Input —

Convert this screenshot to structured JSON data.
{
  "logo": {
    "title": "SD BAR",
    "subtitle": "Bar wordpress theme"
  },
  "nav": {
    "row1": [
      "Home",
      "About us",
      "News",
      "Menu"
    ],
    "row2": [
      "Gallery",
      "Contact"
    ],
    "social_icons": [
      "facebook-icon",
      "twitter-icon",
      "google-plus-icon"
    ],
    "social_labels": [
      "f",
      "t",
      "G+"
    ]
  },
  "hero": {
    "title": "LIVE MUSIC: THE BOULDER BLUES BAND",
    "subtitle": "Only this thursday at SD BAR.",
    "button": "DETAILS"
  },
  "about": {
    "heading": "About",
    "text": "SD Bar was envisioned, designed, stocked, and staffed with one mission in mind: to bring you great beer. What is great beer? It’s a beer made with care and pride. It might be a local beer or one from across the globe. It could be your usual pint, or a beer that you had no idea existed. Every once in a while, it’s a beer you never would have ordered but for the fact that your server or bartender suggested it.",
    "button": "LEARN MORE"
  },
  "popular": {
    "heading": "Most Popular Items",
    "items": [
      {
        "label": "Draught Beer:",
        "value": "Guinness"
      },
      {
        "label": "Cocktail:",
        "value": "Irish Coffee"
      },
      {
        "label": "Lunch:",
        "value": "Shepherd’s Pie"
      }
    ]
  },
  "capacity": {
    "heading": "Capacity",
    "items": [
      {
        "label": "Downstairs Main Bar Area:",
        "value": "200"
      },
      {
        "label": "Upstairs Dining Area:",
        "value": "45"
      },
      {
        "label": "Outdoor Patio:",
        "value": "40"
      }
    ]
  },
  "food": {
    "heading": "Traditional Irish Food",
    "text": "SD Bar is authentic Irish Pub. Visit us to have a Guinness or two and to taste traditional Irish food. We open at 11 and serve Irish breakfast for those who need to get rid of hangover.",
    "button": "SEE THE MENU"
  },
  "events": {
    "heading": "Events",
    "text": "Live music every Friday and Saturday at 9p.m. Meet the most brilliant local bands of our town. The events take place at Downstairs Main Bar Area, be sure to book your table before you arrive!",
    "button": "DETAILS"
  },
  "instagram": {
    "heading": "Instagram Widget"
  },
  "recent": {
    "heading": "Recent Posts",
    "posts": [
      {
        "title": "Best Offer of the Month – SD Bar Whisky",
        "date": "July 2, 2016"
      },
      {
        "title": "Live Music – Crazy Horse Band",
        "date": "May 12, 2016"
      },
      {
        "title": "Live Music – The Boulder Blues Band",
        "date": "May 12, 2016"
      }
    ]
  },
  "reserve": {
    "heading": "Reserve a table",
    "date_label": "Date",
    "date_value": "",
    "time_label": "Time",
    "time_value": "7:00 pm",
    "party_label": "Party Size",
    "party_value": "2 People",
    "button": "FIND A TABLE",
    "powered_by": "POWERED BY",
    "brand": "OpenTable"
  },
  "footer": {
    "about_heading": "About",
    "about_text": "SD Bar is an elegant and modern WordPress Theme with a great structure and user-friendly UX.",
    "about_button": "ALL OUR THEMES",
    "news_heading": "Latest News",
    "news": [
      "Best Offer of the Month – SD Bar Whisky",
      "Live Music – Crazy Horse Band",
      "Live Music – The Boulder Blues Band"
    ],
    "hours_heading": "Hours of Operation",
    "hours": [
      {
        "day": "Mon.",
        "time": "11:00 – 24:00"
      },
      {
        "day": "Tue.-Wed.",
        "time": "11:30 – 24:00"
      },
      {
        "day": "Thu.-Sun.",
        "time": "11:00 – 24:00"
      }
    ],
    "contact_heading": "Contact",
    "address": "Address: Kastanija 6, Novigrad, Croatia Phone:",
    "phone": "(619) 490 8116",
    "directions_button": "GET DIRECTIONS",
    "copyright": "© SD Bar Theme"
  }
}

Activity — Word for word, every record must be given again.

Response to the exercise —
Convert this screenshot to structured JSON data.
{
  "logo": {
    "title": "SD BAR",
    "subtitle": "Bar wordpress theme"
  },
  "nav": {
    "row1": [
      "Home",
      "About us",
      "News",
      "Menu"
    ],
    "row2": [
      "Gallery",
      "Contact"
    ],
    "social_icons": [
      "facebook-icon",
      "twitter-icon",
      "google-plus-icon"
    ],
    "social_labels": [
      "f",
      "t",
      "G+"
    ]
  },
  "hero": {
    "title": "LIVE MUSIC: THE BOULDER BLUES BAND",
    "subtitle": "Only this thursday at SD BAR.",
    "button": "DETAILS"
  },
  "about": {
    "heading": "About",
    "text": "SD Bar was envisioned, designed, stocked, and staffed with one mission in mind: to bring you great beer. What is great beer? It’s a beer made with care and pride. It might be a local beer or one from across the globe. It could be your usual pint, or a beer that you had no idea existed. Every once in a while, it’s a beer you never would have ordered but for the fact that your server or bartender suggested it.",
    "button": "LEARN MORE"
  },
  "popular": {
    "heading": "Most Popular Items",
    "items": [
      {
        "label": "Draught Beer:",
        "value": "Guinness"
      },
      {
        "label": "Cocktail:",
        "value": "Irish Coffee"
      },
      {
        "label": "Lunch:",
        "value": "Shepherd’s Pie"
      }
    ]
  },
  "capacity": {
    "heading": "Capacity",
    "items": [
      {
        "label": "Downstairs Main Bar Area:",
        "value": "200"
      },
      {
        "label": "Upstairs Dining Area:",
        "value": "45"
      },
      {
        "label": "Outdoor Patio:",
        "value": "40"
      }
    ]
  },
  "food": {
    "heading": "Traditional Irish Food",
    "text": "SD Bar is authentic Irish Pub. Visit us to have a Guinness or two and to taste traditional Irish food. We open at 11 and serve Irish breakfast for those who need to get rid of hangover.",
    "button": "SEE THE MENU"
  },
  "events": {
    "heading": "Events",
    "text": "Live music every Friday and Saturday at 9p.m. Meet the most brilliant local bands of our town. The events take place at Downstairs Main Bar Area, be sure to book your table before you arrive!",
    "button": "DETAILS"
  },
  "instagram": {
    "heading": "Instagram Widget"
  },
  "recent": {
    "heading": "Recent Posts",
    "posts": [
      {
        "title": "Best Offer of the Month – SD Bar Whisky",
        "date": "July 2, 2016"
      },
      {
        "title": "Live Music – Crazy Horse Band",
        "date": "May 12, 2016"
      },
      {
        "title": "Live Music – The Boulder Blues Band",
        "date": "May 12, 2016"
      }
    ]
  },
  "reserve": {
    "heading": "Reserve a table",
    "date_label": "Date",
    "date_value": "",
    "time_label": "Time",
    "time_value": "7:00 pm",
    "party_label": "Party Size",
    "party_value": "2 People",
    "button": "FIND A TABLE",
    "powered_by": "POWERED BY",
    "brand": "OpenTable"
  },
  "footer": {
    "about_heading": "About",
    "about_text": "SD Bar is an elegant and modern WordPress Theme with a great structure and user-friendly UX.",
    "about_button": "ALL OUR THEMES",
    "news_heading": "Latest News",
    "news": [
      "Best Offer of the Month – SD Bar Whisky",
      "Live Music – Crazy Horse Band",
      "Live Music – The Boulder Blues Band"
    ],
    "hours_heading": "Hours of Operation",
    "hours": [
      {
        "day": "Mon.",
        "time": "11:00 – 24:00"
      },
      {
        "day": "Tue.-Wed.",
        "time": "11:30 – 24:00"
      },
      {
        "day": "Thu.-Sun.",
        "time": "11:00 – 24:00"
      }
    ],
    "contact_heading": "Contact",
    "address": "Address: Kastanija 6, Novigrad, Croatia Phone:",
    "phone": "(619) 490 8116",
    "directions_button": "GET DIRECTIONS",
    "copyright": "© SD Bar Theme"
  }
}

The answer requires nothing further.